Problem statement:
Every line of the material that includes the word "brace" is to be shown.
• • • •
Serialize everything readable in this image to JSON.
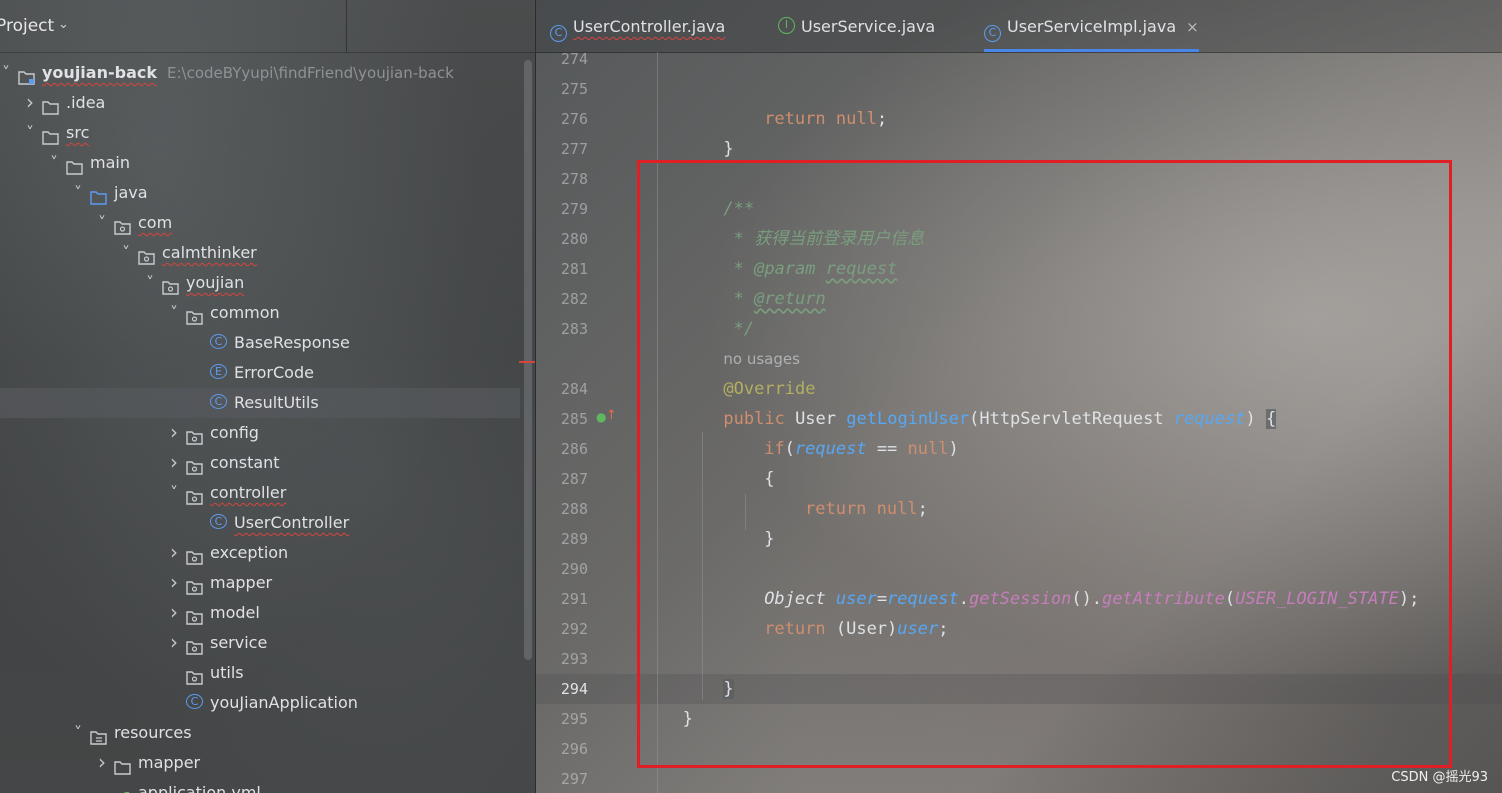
{
  "project": {
    "title": "Project",
    "root_name": "youjian-back",
    "root_path": "E:\\codeBYyupi\\findFriend\\youjian-back",
    "tree": [
      {
        "label": "youjian-back",
        "depth": 0,
        "arrow": "down",
        "icon": "module-folder-icon",
        "squiggle": true
      },
      {
        "label": ".idea",
        "depth": 1,
        "arrow": "right",
        "icon": "folder-icon"
      },
      {
        "label": "src",
        "depth": 1,
        "arrow": "down",
        "icon": "folder-icon",
        "squiggle": true
      },
      {
        "label": "main",
        "depth": 2,
        "arrow": "down",
        "icon": "folder-icon"
      },
      {
        "label": "java",
        "depth": 3,
        "arrow": "down",
        "icon": "source-folder-icon"
      },
      {
        "label": "com",
        "depth": 4,
        "arrow": "down",
        "icon": "package-icon",
        "squiggle": true
      },
      {
        "label": "calmthinker",
        "depth": 5,
        "arrow": "down",
        "icon": "package-icon",
        "squiggle": true
      },
      {
        "label": "youjian",
        "depth": 6,
        "arrow": "down",
        "icon": "package-icon",
        "squiggle": true
      },
      {
        "label": "common",
        "depth": 7,
        "arrow": "down",
        "icon": "package-icon"
      },
      {
        "label": "BaseResponse",
        "depth": 8,
        "arrow": "",
        "icon": "class-icon",
        "glyph": "C"
      },
      {
        "label": "ErrorCode",
        "depth": 8,
        "arrow": "",
        "icon": "enum-icon",
        "glyph": "E"
      },
      {
        "label": "ResultUtils",
        "depth": 8,
        "arrow": "",
        "icon": "class-icon",
        "glyph": "C",
        "selected": true
      },
      {
        "label": "config",
        "depth": 7,
        "arrow": "right",
        "icon": "package-icon"
      },
      {
        "label": "constant",
        "depth": 7,
        "arrow": "right",
        "icon": "package-icon"
      },
      {
        "label": "controller",
        "depth": 7,
        "arrow": "down",
        "icon": "package-icon",
        "squiggle": true
      },
      {
        "label": "UserController",
        "depth": 8,
        "arrow": "",
        "icon": "class-icon",
        "glyph": "C",
        "squiggle": true
      },
      {
        "label": "exception",
        "depth": 7,
        "arrow": "right",
        "icon": "package-icon"
      },
      {
        "label": "mapper",
        "depth": 7,
        "arrow": "right",
        "icon": "package-icon"
      },
      {
        "label": "model",
        "depth": 7,
        "arrow": "right",
        "icon": "package-icon"
      },
      {
        "label": "service",
        "depth": 7,
        "arrow": "right",
        "icon": "package-icon"
      },
      {
        "label": "utils",
        "depth": 7,
        "arrow": "",
        "icon": "package-icon"
      },
      {
        "label": "youJianApplication",
        "depth": 7,
        "arrow": "",
        "icon": "spring-class-icon",
        "glyph": "C"
      },
      {
        "label": "resources",
        "depth": 3,
        "arrow": "down",
        "icon": "resources-folder-icon"
      },
      {
        "label": "mapper",
        "depth": 4,
        "arrow": "right",
        "icon": "folder-icon"
      },
      {
        "label": "application.yml",
        "depth": 4,
        "arrow": "",
        "icon": "yaml-icon"
      }
    ]
  },
  "tabs": [
    {
      "label": "UserController.java",
      "icon": "class-icon",
      "glyph": "C",
      "squiggle": true
    },
    {
      "label": "UserService.java",
      "icon": "interface-icon",
      "glyph": "I"
    },
    {
      "label": "UserServiceImpl.java",
      "icon": "class-icon",
      "glyph": "C",
      "active": true,
      "close": "×"
    }
  ],
  "editor": {
    "current_line": "294",
    "hint_no_usages": "no usages",
    "lines": [
      {
        "num": "274"
      },
      {
        "num": "275"
      },
      {
        "num": "276",
        "kind": "return-null-1"
      },
      {
        "num": "277",
        "kind": "close-brace-1"
      },
      {
        "num": "278"
      },
      {
        "num": "279",
        "kind": "doc-open"
      },
      {
        "num": "280",
        "kind": "doc-desc"
      },
      {
        "num": "281",
        "kind": "doc-param"
      },
      {
        "num": "282",
        "kind": "doc-return"
      },
      {
        "num": "283",
        "kind": "doc-close"
      },
      {
        "num": "",
        "kind": "hint"
      },
      {
        "num": "284",
        "kind": "override"
      },
      {
        "num": "285",
        "kind": "signature"
      },
      {
        "num": "286",
        "kind": "if"
      },
      {
        "num": "287",
        "kind": "open-brace"
      },
      {
        "num": "288",
        "kind": "return-null-2"
      },
      {
        "num": "289",
        "kind": "close-brace-2"
      },
      {
        "num": "290"
      },
      {
        "num": "291",
        "kind": "object-line"
      },
      {
        "num": "292",
        "kind": "return-user"
      },
      {
        "num": "293"
      },
      {
        "num": "294",
        "kind": "close-brace-3"
      },
      {
        "num": "295",
        "kind": "class-close"
      },
      {
        "num": "296"
      },
      {
        "num": "297"
      }
    ],
    "tokens": {
      "return_kw": "return",
      "null_kw": "null",
      "semicolon": ";",
      "public_kw": "public",
      "if_kw": "if",
      "doc_open": "/**",
      "doc_desc": "* 获得当前登录用户信息",
      "doc_star": "* ",
      "doc_param_tag": "@param",
      "doc_param_name": "request",
      "doc_return_tag": "@return",
      "doc_close": "*/",
      "override": "@Override",
      "type_user": "User",
      "method_name": "getLoginUser",
      "param_type": "HttpServletRequest",
      "param_name": "request",
      "object_type": "Object",
      "var_user": "user",
      "get_session": "getSession",
      "get_attribute": "getAttribute",
      "const_name": "USER_LOGIN_STATE"
    }
  },
  "watermark": "CSDN @摇光93",
  "colors": {
    "highlight_box": "#e01e25",
    "keyword": "#cf8e6d",
    "comment": "#7a9e7e",
    "annotation": "#b3ae60",
    "parameter": "#56a8f5",
    "method": "#c77dbb"
  }
}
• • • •
Output of the exercise:
        "kind": "close-brace-1"
        "kind": "open-brace"
        "kind": "close-brace-2"
        "kind": "close-brace-3"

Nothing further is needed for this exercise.